Exercise requirements: With no addition or omission, return the entries below.

The data:

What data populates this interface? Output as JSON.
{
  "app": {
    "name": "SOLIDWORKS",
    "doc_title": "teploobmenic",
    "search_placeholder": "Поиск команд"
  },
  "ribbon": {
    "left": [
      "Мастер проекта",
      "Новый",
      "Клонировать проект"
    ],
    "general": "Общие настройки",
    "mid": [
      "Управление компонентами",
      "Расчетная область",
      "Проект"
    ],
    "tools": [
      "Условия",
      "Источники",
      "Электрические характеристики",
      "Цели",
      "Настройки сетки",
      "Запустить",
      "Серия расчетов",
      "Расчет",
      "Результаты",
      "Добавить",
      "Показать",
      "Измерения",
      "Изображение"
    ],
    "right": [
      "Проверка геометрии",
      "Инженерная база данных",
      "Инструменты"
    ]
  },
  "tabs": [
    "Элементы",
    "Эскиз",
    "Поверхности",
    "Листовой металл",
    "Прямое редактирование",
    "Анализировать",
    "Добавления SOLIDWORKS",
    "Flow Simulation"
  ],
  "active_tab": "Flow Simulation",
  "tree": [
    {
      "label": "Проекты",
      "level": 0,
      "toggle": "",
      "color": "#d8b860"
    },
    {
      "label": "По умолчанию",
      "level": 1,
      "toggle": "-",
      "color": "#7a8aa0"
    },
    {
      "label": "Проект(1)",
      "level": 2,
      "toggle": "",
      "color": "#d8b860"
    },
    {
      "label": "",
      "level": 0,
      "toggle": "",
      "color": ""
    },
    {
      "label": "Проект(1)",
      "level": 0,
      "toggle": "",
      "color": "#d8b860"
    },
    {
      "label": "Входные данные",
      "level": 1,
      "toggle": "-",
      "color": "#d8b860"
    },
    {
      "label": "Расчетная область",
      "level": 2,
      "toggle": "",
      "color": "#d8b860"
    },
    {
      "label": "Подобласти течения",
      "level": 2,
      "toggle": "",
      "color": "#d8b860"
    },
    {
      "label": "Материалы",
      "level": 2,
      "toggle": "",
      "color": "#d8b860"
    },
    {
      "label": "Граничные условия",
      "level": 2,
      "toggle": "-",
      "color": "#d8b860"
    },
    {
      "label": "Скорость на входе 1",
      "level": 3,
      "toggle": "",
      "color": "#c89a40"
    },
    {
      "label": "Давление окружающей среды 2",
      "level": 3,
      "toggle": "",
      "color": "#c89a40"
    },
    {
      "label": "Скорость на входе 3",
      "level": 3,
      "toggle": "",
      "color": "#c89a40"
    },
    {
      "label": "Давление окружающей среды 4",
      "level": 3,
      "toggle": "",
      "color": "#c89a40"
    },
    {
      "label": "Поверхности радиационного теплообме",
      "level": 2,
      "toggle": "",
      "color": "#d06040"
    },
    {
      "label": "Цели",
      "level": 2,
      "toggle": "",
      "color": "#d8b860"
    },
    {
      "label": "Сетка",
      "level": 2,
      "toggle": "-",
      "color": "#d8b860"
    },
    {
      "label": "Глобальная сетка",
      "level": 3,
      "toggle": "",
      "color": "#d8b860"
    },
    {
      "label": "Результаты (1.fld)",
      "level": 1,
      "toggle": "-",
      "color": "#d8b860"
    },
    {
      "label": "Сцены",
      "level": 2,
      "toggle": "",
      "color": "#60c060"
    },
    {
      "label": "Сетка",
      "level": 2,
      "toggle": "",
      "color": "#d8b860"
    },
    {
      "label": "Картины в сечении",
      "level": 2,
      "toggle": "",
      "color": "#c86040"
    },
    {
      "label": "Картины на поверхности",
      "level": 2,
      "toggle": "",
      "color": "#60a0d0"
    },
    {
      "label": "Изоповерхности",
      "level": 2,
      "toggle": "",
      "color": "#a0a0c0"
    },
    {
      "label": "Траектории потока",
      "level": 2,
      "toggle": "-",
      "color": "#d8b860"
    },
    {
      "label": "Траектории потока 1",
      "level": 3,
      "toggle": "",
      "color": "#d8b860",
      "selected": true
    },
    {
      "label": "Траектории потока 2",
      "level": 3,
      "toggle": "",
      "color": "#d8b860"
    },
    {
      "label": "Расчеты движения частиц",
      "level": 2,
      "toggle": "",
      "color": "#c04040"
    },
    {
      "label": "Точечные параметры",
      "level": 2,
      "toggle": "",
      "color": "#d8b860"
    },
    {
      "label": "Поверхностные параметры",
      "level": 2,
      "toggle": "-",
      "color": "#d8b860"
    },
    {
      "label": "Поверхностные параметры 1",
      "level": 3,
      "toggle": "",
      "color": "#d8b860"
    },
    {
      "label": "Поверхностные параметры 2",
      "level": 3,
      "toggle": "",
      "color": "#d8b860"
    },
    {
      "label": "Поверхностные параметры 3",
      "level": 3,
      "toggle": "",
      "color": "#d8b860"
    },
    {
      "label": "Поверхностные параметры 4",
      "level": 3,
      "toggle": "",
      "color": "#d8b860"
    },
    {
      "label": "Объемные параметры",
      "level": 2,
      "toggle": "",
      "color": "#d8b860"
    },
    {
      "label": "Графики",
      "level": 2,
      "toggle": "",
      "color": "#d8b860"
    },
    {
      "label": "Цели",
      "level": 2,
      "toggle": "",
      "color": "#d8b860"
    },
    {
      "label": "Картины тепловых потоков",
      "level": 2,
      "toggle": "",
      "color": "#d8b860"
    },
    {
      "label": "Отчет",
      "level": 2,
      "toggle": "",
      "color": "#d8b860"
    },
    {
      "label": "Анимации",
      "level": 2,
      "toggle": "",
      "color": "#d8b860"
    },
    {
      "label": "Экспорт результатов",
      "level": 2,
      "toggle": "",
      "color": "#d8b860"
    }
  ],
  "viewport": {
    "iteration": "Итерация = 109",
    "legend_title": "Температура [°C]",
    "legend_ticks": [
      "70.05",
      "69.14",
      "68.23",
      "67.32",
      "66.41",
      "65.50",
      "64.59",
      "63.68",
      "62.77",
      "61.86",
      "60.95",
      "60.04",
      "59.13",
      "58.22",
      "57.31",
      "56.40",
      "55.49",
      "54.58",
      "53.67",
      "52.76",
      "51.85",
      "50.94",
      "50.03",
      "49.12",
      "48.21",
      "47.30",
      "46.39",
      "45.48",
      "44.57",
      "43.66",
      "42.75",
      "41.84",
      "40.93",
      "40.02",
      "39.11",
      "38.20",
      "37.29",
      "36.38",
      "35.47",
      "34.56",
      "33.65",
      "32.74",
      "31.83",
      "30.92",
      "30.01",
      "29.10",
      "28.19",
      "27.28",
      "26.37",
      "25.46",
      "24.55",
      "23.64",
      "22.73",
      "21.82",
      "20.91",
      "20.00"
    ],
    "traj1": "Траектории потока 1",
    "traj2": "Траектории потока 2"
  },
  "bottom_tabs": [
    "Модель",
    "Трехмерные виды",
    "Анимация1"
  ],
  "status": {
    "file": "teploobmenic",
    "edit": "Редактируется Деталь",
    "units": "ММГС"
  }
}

Output below:
What data populates this interface? Output as JSON.
{
  "app": {
    "name": "SOLIDWORKS",
    "doc_title": "teploobmenic",
    "search_placeholder": "Поиск команд"
  },
  "ribbon": {
    "left": [
      "Мастер проекта",
      "Новый",
      "Клонировать проект"
    ],
    "general": "Общие настройки",
    "mid": [
      "Управление компонентами",
      "Расчетная область",
      "Проект"
    ],
    "tools": [
      "Условия",
      "Источники",
      "Электрические характеристики",
      "Цели",
      "Настройки сетки",
      "Запустить",
      "Серия расчетов",
      "Расчет",
      "Результаты",
      "Добавить",
      "Показать",
      "Измерения",
      "Изображение"
    ],
    "right": [
      "Проверка геометрии",
      "Инженерная база данных",
      "Инструменты"
    ]
  },
  "tabs": [
    "Элементы",
    "Эскиз",
    "Поверхности",
    "Листовой металл",
    "Прямое редактирование",
    "Анализировать",
    "Добавления SOLIDWORKS",
    "Flow Simulation"
  ],
  "active_tab": "Flow Simulation",
  "tree": [
    {
      "label": "Проекты",
      "level": 0,
      "toggle": "",
      "color": "#d8b860"
    },
    {
      "label": "По умолчанию",
      "level": 1,
      "toggle": "-",
      "color": "#7a8aa0"
    },
    {
      "label": "Проект(1)",
      "level": 2,
      "toggle": "",
      "color": "#d8b860"
    },
    {
      "label": "",
      "level": 0,
      "toggle": "",
      "color": ""
    },
    {
      "label": "Проект(1)",
      "level": 0,
      "toggle": "",
      "color": "#d8b860"
    },
    {
      "label": "Входные данные",
      "level": 1,
      "toggle": "-",
      "color": "#d8b860"
    },
    {
      "label": "Расчетная область",
      "level": 2,
      "toggle": "",
      "color": "#d8b860"
    },
    {
      "label": "Подобласти течения",
      "level": 2,
      "toggle": "",
      "color": "#d8b860"
    },
    {
      "label": "Материалы",
      "level": 2,
      "toggle": "",
      "color": "#d8b860"
    },
    {
      "label": "Граничные условия",
      "level": 2,
      "toggle": "-",
      "color": "#d8b860"
    },
    {
      "label": "Скорость на входе 1",
      "level": 3,
      "toggle": "",
      "color": "#c89a40"
    },
    {
      "label": "Давление окружающей среды 2",
      "level": 3,
      "toggle": "",
      "color": "#c89a40"
    },
    {
      "label": "Скорость на входе 3",
      "level": 3,
      "toggle": "",
      "color": "#c89a40"
    },
    {
      "label": "Давление окружающей среды 4",
      "level": 3,
      "toggle": "",
      "color": "#c89a40"
    },
    {
      "label": "Поверхности радиационного теплообме",
      "level": 2,
      "toggle": "",
      "color": "#d06040"
    },
    {
      "label": "Цели",
      "level": 2,
      "toggle": "",
      "color": "#d8b860"
    },
    {
      "label": "Сетка",
      "level": 2,
      "toggle": "-",
      "color": "#d8b860"
    },
    {
      "label": "Глобальная сетка",
      "level": 3,
      "toggle": "",
      "color": "#d8b860"
    },
    {
      "label": "Результаты (1.fld)",
      "level": 1,
      "toggle": "-",
      "color": "#d8b860"
    },
    {
      "label": "Сцены",
      "level": 2,
      "toggle": "",
      "color": "#60c060"
    },
    {
      "label": "Сетка",
      "level": 2,
      "toggle": "",
      "color": "#d8b860"
    },
    {
      "label": "Картины в сечении",
      "level": 2,
      "toggle": "",
      "color": "#c86040"
    },
    {
      "label": "Картины на поверхности",
      "level": 2,
      "toggle": "",
      "color": "#60a0d0"
    },
    {
      "label": "Изоповерхности",
      "level": 2,
      "toggle": "",
      "color": "#a0a0c0"
    },
    {
      "label": "Траектории потока",
      "level": 2,
      "toggle": "-",
      "color": "#d8b860"
    },
    {
      "label": "Траектории потока 1",
      "level": 3,
      "toggle": "",
      "color": "#d8b860",
      "selected": true
    },
    {
      "label": "Траектории потока 2",
      "level": 3,
      "toggle": "",
      "color": "#d8b860"
    },
    {
      "label": "Расчеты движения частиц",
      "level": 2,
      "toggle": "",
      "color": "#c04040"
    },
    {
      "label": "Точечные параметры",
      "level": 2,
      "toggle": "",
      "color": "#d8b860"
    },
    {
      "label": "Поверхностные параметры",
      "level": 2,
      "toggle": "-",
      "color": "#d8b860"
    },
    {
      "label": "Поверхностные параметры 1",
      "level": 3,
      "toggle": "",
      "color": "#d8b860"
    },
    {
      "label": "Поверхностные параметры 2",
      "level": 3,
      "toggle": "",
      "color": "#d8b860"
    },
    {
      "label": "Поверхностные параметры 3",
      "level": 3,
      "toggle": "",
      "color": "#d8b860"
    },
    {
      "label": "Поверхностные параметры 4",
      "level": 3,
      "toggle": "",
      "color": "#d8b860"
    },
    {
      "label": "Объемные параметры",
      "level": 2,
      "toggle": "",
      "color": "#d8b860"
    },
    {
      "label": "Графики",
      "level": 2,
      "toggle": "",
      "color": "#d8b860"
    },
    {
      "label": "Цели",
      "level": 2,
      "toggle": "",
      "color": "#d8b860"
    },
    {
      "label": "Картины тепловых потоков",
      "level": 2,
      "toggle": "",
      "color": "#d8b860"
    },
    {
      "label": "Отчет",
      "level": 2,
      "toggle": "",
      "color": "#d8b860"
    },
    {
      "label": "Анимации",
      "level": 2,
      "toggle": "",
      "color": "#d8b860"
    },
    {
      "label": "Экспорт результатов",
      "level": 2,
      "toggle": "",
      "color": "#d8b860"
    }
  ],
  "viewport": {
    "iteration": "Итерация = 109",
    "legend_title": "Температура [°C]",
    "legend_ticks": [
      "70.05",
      "69.14",
      "68.23",
      "67.32",
      "66.41",
      "65.50",
      "64.59",
      "63.68",
      "62.77",
      "61.86",
      "60.95",
      "60.04",
      "59.13",
      "58.22",
      "57.31",
      "56.40",
      "55.49",
      "54.58",
      "53.67",
      "52.76",
      "51.85",
      "50.94",
      "50.03",
      "49.12",
      "48.21",
      "47.30",
      "46.39",
      "45.48",
      "44.57",
      "43.66",
      "42.75",
      "41.84",
      "40.93",
      "40.02",
      "39.11",
      "38.20",
      "37.29",
      "36.38",
      "35.47",
      "34.56",
      "33.65",
      "32.74",
      "31.83",
      "30.92",
      "30.01",
      "29.10",
      "28.19",
      "27.28",
      "26.37",
      "25.46",
      "24.55",
      "23.64",
      "22.73",
      "21.82",
      "20.91",
      "20.00"
    ],
    "traj1": "Траектории потока 1",
    "traj2": "Траектории потока 2"
  },
  "bottom_tabs": [
    "Модель",
    "Трехмерные виды",
    "Анимация1"
  ],
  "status": {
    "file": "teploobmenic",
    "edit": "Редактируется Деталь",
    "units": "ММГС"
  }
}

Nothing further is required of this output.